As the lights went up on Dédale to reveal Jordan Deschamps standing there naked, a murmur of laughter ran through the audience. ‘Here we go again’ appeared to be the consensus (we’d already seen a lot of nudity at the Spring Forward festival by that point) a response which seemed unfair: Deschamps’ use of nudity was justified and refreshingly political.
The conventional nude has long been the female body, as a product both of and for the male gaze, a norm which Deschamps subverted by stripping off alongside three other male dancers. That shouldn’t be a radical act, yet it is. There was a softness to the men’s bodies, eyes, and touch, which invited us to focus on their vulnerability.
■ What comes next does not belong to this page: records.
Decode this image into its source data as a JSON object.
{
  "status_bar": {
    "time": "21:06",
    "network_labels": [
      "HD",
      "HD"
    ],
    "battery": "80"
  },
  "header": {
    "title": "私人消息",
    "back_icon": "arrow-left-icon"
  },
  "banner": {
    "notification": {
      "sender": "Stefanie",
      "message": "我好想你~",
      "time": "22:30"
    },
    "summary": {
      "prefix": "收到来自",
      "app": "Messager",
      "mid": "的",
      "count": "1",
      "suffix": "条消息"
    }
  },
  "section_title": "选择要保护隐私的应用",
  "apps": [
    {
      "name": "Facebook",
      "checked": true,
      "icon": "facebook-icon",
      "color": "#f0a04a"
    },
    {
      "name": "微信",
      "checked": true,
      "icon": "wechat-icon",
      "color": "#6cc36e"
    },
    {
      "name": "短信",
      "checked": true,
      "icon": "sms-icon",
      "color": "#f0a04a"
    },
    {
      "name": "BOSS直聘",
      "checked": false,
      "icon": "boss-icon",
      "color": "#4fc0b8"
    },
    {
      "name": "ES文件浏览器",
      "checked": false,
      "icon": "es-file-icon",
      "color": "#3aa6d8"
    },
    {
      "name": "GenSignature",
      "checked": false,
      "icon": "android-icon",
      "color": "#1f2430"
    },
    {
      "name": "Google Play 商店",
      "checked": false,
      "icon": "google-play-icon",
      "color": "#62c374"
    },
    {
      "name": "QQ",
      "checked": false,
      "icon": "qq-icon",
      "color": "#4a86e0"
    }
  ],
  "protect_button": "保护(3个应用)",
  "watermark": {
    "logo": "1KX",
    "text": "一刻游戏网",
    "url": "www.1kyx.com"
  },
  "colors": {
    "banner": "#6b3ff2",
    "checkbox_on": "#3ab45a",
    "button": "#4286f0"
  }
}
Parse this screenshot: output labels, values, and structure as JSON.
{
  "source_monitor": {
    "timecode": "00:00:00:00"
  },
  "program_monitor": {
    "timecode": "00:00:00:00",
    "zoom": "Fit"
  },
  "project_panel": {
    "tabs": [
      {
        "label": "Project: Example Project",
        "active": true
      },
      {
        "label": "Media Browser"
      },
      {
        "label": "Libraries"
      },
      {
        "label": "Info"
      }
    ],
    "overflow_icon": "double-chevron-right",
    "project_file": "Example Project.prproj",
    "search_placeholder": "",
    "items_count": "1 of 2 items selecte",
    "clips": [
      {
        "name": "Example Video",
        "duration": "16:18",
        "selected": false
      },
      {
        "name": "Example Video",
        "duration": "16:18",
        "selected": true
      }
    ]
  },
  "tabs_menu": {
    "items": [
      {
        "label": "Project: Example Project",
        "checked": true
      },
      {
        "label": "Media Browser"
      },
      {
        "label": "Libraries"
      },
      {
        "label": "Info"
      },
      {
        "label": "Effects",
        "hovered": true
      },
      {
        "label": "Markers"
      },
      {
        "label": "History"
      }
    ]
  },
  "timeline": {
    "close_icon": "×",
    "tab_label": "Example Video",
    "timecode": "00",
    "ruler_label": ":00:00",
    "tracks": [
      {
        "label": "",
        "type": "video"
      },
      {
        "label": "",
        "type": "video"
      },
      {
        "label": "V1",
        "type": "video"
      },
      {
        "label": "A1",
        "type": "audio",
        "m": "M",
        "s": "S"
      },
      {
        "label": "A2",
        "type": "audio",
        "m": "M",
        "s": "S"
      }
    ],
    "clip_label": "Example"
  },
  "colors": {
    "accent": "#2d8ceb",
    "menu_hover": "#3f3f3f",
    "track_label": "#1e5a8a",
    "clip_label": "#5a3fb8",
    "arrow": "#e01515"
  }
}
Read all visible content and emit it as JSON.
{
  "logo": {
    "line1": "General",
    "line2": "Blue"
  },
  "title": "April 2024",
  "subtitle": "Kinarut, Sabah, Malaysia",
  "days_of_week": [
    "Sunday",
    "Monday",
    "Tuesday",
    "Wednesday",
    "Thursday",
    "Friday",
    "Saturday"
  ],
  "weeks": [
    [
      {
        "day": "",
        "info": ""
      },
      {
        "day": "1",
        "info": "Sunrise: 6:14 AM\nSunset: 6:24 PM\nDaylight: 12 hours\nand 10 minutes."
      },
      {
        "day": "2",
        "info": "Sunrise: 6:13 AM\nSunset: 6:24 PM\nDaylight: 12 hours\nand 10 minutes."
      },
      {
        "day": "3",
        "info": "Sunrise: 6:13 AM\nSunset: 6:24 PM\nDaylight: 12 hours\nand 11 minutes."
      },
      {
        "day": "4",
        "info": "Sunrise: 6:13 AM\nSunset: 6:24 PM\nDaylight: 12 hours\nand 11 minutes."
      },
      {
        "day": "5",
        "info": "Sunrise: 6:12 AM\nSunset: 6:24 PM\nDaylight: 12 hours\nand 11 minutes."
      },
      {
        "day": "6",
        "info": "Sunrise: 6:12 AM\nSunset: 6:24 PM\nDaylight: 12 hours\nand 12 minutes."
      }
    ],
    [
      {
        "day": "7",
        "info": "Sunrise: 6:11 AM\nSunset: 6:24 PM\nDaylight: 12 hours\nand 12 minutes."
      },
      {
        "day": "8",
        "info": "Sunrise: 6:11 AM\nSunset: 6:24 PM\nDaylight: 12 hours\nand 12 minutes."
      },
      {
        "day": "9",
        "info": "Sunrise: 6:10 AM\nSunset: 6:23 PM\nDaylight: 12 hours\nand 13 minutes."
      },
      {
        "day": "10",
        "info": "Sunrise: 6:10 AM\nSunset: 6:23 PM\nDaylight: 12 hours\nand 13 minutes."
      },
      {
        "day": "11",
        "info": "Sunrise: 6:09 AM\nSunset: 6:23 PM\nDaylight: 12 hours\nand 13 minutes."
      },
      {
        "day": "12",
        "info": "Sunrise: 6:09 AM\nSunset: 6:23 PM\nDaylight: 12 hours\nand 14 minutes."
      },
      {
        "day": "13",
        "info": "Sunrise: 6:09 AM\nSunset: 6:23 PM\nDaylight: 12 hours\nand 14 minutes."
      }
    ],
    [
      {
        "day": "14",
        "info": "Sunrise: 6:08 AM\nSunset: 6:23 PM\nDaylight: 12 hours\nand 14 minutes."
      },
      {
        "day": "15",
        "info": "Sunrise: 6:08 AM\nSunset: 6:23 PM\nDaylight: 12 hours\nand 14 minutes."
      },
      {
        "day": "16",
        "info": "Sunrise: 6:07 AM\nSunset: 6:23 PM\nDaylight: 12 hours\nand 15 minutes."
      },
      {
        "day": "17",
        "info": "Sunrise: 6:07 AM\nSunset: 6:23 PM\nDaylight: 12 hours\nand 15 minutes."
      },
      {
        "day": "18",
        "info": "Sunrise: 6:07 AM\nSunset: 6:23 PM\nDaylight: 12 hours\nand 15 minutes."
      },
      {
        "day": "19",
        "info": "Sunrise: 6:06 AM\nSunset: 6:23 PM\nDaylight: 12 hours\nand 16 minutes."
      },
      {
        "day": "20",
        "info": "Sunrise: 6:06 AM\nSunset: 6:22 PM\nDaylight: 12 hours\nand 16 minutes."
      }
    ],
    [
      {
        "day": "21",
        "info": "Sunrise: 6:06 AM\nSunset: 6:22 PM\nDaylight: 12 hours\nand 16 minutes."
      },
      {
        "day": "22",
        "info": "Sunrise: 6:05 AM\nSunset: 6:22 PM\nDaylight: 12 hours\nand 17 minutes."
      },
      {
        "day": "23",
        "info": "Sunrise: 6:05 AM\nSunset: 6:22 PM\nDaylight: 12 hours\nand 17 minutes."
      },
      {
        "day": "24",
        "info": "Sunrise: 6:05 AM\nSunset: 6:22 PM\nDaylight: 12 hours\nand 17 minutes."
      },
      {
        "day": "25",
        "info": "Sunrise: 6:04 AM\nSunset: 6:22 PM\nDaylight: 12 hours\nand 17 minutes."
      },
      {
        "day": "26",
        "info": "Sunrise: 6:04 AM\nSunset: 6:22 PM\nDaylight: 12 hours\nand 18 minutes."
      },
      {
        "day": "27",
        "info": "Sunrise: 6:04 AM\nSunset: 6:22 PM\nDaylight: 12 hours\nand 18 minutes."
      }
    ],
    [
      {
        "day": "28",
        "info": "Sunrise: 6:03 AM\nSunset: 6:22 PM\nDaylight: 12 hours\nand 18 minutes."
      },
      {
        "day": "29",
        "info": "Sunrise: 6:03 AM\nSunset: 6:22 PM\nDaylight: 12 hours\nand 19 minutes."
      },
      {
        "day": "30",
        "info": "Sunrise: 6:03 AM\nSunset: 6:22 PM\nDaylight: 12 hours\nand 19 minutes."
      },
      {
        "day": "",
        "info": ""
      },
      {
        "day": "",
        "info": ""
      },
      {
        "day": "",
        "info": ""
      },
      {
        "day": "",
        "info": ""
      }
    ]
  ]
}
Physical contact between men onstage is often either violent, or played for laughs, but here was a genuine attempt to explore male intimacy. And by exposing their bodies fully, the dancers allowed us a far greater share in that vulnerability and intimacy. Amid depictions of masculinity at Spring Forward which tended towards the one-dimensional, Deschamps’ queered perspective was a welcome one.
What about the women then? Considering the historical precedent, the use of the naked female form often pings my (perhaps over-sensitive) radar to signs of gratuitousness. However, much of the nudity we saw came from female choreographers acting as both creator and performer, presenting their naked bodies to the audience on their own terms. With women’s bodies still routinely policed and controlled by others, in itself this display of female autonomy is surely a cause for celebration.
And no one seemed more determined to celebrate than Hilde Ingeborg Sandvold, with her unashamedly feminist bulldozer of a solo, Dans, for Satan. Cartoonishly gyrating and moaning, she parodied the oversexualisation of women whilst highlighting our desensitisation to it. Having first exposed the dysfunction of current structures, when Sandvold revealed her naked torso daubed with the words ‘Pussy holds the power’ it was a defiant challenge for us to do better, to see her body differently.
Nudity, like most things, goes in and out of favour with dance makers. From the look of Spring Forward 2018, it’s back in, and it was encouraging to see it used to consciously reflect conversations currently being had around sexuality and gender. Our bodies are a political battleground, with queer and female bodies especially besieged, and Deschamps and Sandvold proved that sometimes removing your armour is the best form of resistance.
That said, the bodies seen at Spring Forward, whether naked or not, were almost without exception slim, young, and able-bodied. The dance world’s illusions that these sorts of bodies are uniquely valuable and ubiquitous are arguably even more entrenched than across society at large. Perhaps a festival as well established as Spring Forward could also use their clout to promote those currently on the front line of those particular battles, instead of waiting for them to become more palatable to the mainstream. Then we might see dance actively shining a light, and not just reflecting.